### Record extracts
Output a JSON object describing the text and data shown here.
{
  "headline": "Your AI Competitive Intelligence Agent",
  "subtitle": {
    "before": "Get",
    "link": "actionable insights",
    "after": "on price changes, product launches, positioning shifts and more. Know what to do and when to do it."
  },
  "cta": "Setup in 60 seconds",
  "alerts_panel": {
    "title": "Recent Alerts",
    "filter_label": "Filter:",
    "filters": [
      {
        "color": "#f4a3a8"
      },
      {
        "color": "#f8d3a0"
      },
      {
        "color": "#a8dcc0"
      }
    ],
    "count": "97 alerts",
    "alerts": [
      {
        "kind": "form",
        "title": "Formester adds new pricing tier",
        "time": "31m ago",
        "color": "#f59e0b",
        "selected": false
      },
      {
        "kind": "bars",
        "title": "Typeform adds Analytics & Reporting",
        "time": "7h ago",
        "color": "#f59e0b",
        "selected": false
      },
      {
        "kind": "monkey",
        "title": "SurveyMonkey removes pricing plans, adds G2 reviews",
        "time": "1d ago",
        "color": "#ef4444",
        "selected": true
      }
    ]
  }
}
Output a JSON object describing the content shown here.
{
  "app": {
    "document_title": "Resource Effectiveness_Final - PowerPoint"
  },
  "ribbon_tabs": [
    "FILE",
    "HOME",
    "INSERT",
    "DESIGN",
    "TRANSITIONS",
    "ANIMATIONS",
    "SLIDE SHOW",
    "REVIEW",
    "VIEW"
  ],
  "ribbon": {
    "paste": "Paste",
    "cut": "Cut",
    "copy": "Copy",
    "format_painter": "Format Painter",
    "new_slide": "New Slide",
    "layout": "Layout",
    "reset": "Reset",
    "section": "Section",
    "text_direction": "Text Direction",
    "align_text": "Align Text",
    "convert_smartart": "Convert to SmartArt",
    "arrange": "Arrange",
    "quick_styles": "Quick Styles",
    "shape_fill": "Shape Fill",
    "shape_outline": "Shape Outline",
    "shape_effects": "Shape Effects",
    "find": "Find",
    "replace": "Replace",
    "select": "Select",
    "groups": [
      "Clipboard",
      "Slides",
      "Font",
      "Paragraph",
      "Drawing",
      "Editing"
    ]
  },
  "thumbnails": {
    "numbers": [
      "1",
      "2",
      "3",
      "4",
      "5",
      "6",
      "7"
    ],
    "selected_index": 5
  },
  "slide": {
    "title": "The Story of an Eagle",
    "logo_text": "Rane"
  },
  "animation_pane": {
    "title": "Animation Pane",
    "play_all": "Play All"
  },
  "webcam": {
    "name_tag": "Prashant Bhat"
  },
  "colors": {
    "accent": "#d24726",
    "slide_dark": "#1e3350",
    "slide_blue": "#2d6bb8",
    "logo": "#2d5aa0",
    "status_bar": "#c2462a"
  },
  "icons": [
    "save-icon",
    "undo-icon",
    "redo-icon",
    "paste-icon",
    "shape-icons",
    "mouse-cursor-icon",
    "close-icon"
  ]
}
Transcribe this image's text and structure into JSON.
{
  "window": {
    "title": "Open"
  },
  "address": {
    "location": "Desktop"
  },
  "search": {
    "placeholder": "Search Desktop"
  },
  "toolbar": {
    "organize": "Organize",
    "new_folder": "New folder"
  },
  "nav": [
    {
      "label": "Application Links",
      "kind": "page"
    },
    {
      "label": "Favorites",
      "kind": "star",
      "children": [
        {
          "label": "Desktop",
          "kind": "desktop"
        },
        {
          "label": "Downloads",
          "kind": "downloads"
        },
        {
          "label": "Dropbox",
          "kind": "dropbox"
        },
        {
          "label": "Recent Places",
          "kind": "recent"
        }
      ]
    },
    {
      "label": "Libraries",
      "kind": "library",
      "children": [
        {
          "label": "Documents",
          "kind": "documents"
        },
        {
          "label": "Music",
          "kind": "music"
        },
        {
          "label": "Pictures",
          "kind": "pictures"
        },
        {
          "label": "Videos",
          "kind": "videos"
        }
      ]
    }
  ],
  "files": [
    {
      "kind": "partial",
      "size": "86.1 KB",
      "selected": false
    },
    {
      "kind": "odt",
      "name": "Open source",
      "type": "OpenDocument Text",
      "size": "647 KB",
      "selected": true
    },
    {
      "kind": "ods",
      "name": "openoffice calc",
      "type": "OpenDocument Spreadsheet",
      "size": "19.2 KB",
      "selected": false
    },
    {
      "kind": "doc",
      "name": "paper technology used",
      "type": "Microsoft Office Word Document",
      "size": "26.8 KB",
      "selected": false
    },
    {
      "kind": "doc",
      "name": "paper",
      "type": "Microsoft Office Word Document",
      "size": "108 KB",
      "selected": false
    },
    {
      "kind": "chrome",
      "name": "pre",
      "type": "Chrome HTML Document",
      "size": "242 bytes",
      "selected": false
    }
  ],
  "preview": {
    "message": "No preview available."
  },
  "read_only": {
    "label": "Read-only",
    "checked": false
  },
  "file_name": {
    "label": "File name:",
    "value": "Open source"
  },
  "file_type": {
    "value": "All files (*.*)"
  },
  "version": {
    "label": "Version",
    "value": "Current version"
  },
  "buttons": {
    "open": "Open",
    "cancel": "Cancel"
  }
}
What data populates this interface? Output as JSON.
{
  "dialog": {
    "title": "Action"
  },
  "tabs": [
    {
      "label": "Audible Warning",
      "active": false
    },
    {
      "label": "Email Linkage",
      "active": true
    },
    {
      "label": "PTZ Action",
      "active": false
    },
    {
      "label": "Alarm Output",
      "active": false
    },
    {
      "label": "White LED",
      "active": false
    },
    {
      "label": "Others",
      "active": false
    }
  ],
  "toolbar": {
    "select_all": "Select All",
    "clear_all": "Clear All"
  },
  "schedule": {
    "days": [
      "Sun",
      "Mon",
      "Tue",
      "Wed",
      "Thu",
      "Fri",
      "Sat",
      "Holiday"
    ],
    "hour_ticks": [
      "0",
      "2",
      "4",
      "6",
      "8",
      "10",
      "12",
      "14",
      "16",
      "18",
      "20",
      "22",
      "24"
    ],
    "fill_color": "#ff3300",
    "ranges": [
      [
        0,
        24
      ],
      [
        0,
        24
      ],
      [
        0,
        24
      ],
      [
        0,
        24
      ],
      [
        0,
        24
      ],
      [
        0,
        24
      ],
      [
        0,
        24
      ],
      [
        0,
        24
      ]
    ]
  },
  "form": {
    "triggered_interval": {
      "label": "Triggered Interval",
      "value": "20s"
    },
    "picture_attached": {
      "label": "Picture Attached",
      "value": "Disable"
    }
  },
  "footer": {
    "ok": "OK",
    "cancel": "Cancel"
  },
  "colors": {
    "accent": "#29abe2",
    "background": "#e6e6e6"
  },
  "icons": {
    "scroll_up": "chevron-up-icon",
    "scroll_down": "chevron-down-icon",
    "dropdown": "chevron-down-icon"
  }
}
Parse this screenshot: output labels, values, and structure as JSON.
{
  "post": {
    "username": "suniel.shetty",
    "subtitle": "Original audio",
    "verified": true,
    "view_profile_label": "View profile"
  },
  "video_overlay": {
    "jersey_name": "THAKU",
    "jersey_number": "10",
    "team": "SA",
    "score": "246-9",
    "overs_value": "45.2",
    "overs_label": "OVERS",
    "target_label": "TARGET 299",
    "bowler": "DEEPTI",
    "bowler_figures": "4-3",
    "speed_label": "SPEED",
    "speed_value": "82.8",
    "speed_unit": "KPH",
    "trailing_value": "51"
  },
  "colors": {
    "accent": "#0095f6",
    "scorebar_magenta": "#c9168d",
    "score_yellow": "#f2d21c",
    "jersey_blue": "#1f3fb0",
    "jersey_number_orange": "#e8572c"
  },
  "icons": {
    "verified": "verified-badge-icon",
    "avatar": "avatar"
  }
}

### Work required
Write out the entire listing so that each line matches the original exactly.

### Answer for this exercise
Output a JSON object describing the text and data shown here.
{
  "headline": "Your AI Competitive Intelligence Agent",
  "subtitle": {
    "before": "Get",
    "link": "actionable insights",
    "after": "on price changes, product launches, positioning shifts and more. Know what to do and when to do it."
  },
  "cta": "Setup in 60 seconds",
  "alerts_panel": {
    "title": "Recent Alerts",
    "filter_label": "Filter:",
    "filters": [
      {
        "color": "#f4a3a8"
      },
      {
        "color": "#f8d3a0"
      },
      {
        "color": "#a8dcc0"
      }
    ],
    "count": "97 alerts",
    "alerts": [
      {
        "kind": "form",
        "title": "Formester adds new pricing tier",
        "time": "31m ago",
        "color": "#f59e0b",
        "selected": false
      },
      {
        "kind": "bars",
        "title": "Typeform adds Analytics & Reporting",
        "time": "7h ago",
        "color": "#f59e0b",
        "selected": false
      },
      {
        "kind": "monkey",
        "title": "SurveyMonkey removes pricing plans, adds G2 reviews",
        "time": "1d ago",
        "color": "#ef4444",
        "selected": true
      }
    ]
  }
}
Output a JSON object describing the content shown here.
{
  "app": {
    "document_title": "Resource Effectiveness_Final - PowerPoint"
  },
  "ribbon_tabs": [
    "FILE",
    "HOME",
    "INSERT",
    "DESIGN",
    "TRANSITIONS",
    "ANIMATIONS",
    "SLIDE SHOW",
    "REVIEW",
    "VIEW"
  ],
  "ribbon": {
    "paste": "Paste",
    "cut": "Cut",
    "copy": "Copy",
    "format_painter": "Format Painter",
    "new_slide": "New Slide",
    "layout": "Layout",
    "reset": "Reset",
    "section": "Section",
    "text_direction": "Text Direction",
    "align_text": "Align Text",
    "convert_smartart": "Convert to SmartArt",
    "arrange": "Arrange",
    "quick_styles": "Quick Styles",
    "shape_fill": "Shape Fill",
    "shape_outline": "Shape Outline",
    "shape_effects": "Shape Effects",
    "find": "Find",
    "replace": "Replace",
    "select": "Select",
    "groups": [
      "Clipboard",
      "Slides",
      "Font",
      "Paragraph",
      "Drawing",
      "Editing"
    ]
  },
  "thumbnails": {
    "numbers": [
      "1",
      "2",
      "3",
      "4",
      "5",
      "6",
      "7"
    ],
    "selected_index": 5
  },
  "slide": {
    "title": "The Story of an Eagle",
    "logo_text": "Rane"
  },
  "animation_pane": {
    "title": "Animation Pane",
    "play_all": "Play All"
  },
  "webcam": {
    "name_tag": "Prashant Bhat"
  },
  "colors": {
    "accent": "#d24726",
    "slide_dark": "#1e3350",
    "slide_blue": "#2d6bb8",
    "logo": "#2d5aa0",
    "status_bar": "#c2462a"
  },
  "icons": [
    "save-icon",
    "undo-icon",
    "redo-icon",
    "paste-icon",
    "shape-icons",
    "mouse-cursor-icon",
    "close-icon"
  ]
}
Transcribe this image's text and structure into JSON.
{
  "window": {
    "title": "Open"
  },
  "address": {
    "location": "Desktop"
  },
  "search": {
    "placeholder": "Search Desktop"
  },
  "toolbar": {
    "organize": "Organize",
    "new_folder": "New folder"
  },
  "nav": [
    {
      "label": "Application Links",
      "kind": "page"
    },
    {
      "label": "Favorites",
      "kind": "star",
      "children": [
        {
          "label": "Desktop",
          "kind": "desktop"
        },
        {
          "label": "Downloads",
          "kind": "downloads"
        },
        {
          "label": "Dropbox",
          "kind": "dropbox"
        },
        {
          "label": "Recent Places",
          "kind": "recent"
        }
      ]
    },
    {
      "label": "Libraries",
      "kind": "library",
      "children": [
        {
          "label": "Documents",
          "kind": "documents"
        },
        {
          "label": "Music",
          "kind": "music"
        },
        {
          "label": "Pictures",
          "kind": "pictures"
        },
        {
          "label": "Videos",
          "kind": "videos"
        }
      ]
    }
  ],
  "files": [
    {
      "kind": "partial",
      "size": "86.1 KB",
      "selected": false
    },
    {
      "kind": "odt",
      "name": "Open source",
      "type": "OpenDocument Text",
      "size": "647 KB",
      "selected": true
    },
    {
      "kind": "ods",
      "name": "openoffice calc",
      "type": "OpenDocument Spreadsheet",
      "size": "19.2 KB",
      "selected": false
    },
    {
      "kind": "doc",
      "name": "paper technology used",
      "type": "Microsoft Office Word Document",
      "size": "26.8 KB",
      "selected": false
    },
    {
      "kind": "doc",
      "name": "paper",
      "type": "Microsoft Office Word Document",
      "size": "108 KB",
      "selected": false
    },
    {
      "kind": "chrome",
      "name": "pre",
      "type": "Chrome HTML Document",
      "size": "242 bytes",
      "selected": false
    }
  ],
  "preview": {
    "message": "No preview available."
  },
  "read_only": {
    "label": "Read-only",
    "checked": false
  },
  "file_name": {
    "label": "File name:",
    "value": "Open source"
  },
  "file_type": {
    "value": "All files (*.*)"
  },
  "version": {
    "label": "Version",
    "value": "Current version"
  },
  "buttons": {
    "open": "Open",
    "cancel": "Cancel"
  }
}
What data populates this interface? Output as JSON.
{
  "dialog": {
    "title": "Action"
  },
  "tabs": [
    {
      "label": "Audible Warning",
      "active": false
    },
    {
      "label": "Email Linkage",
      "active": true
    },
    {
      "label": "PTZ Action",
      "active": false
    },
    {
      "label": "Alarm Output",
      "active": false
    },
    {
      "label": "White LED",
      "active": false
    },
    {
      "label": "Others",
      "active": false
    }
  ],
  "toolbar": {
    "select_all": "Select All",
    "clear_all": "Clear All"
  },
  "schedule": {
    "days": [
      "Sun",
      "Mon",
      "Tue",
      "Wed",
      "Thu",
      "Fri",
      "Sat",
      "Holiday"
    ],
    "hour_ticks": [
      "0",
      "2",
      "4",
      "6",
      "8",
      "10",
      "12",
      "14",
      "16",
      "18",
      "20",
      "22",
      "24"
    ],
    "fill_color": "#ff3300",
    "ranges": [
      [
        0,
        24
      ],
      [
        0,
        24
      ],
      [
        0,
        24
      ],
      [
        0,
        24
      ],
      [
        0,
        24
      ],
      [
        0,
        24
      ],
      [
        0,
        24
      ],
      [
        0,
        24
      ]
    ]
  },
  "form": {
    "triggered_interval": {
      "label": "Triggered Interval",
      "value": "20s"
    },
    "picture_attached": {
      "label": "Picture Attached",
      "value": "Disable"
    }
  },
  "footer": {
    "ok": "OK",
    "cancel": "Cancel"
  },
  "colors": {
    "accent": "#29abe2",
    "background": "#e6e6e6"
  },
  "icons": {
    "scroll_up": "chevron-up-icon",
    "scroll_down": "chevron-down-icon",
    "dropdown": "chevron-down-icon"
  }
}
Parse this screenshot: output labels, values, and structure as JSON.
{
  "post": {
    "username": "suniel.shetty",
    "subtitle": "Original audio",
    "verified": true,
    "view_profile_label": "View profile"
  },
  "video_overlay": {
    "jersey_name": "THAKU",
    "jersey_number": "10",
    "team": "SA",
    "score": "246-9",
    "overs_value": "45.2",
    "overs_label": "OVERS",
    "target_label": "TARGET 299",
    "bowler": "DEEPTI",
    "bowler_figures": "4-3",
    "speed_label": "SPEED",
    "speed_value": "82.8",
    "speed_unit": "KPH",
    "trailing_value": "51"
  },
  "colors": {
    "accent": "#0095f6",
    "scorebar_magenta": "#c9168d",
    "score_yellow": "#f2d21c",
    "jersey_blue": "#1f3fb0",
    "jersey_number_orange": "#e8572c"
  },
  "icons": {
    "verified": "verified-badge-icon",
    "avatar": "avatar"
  }
}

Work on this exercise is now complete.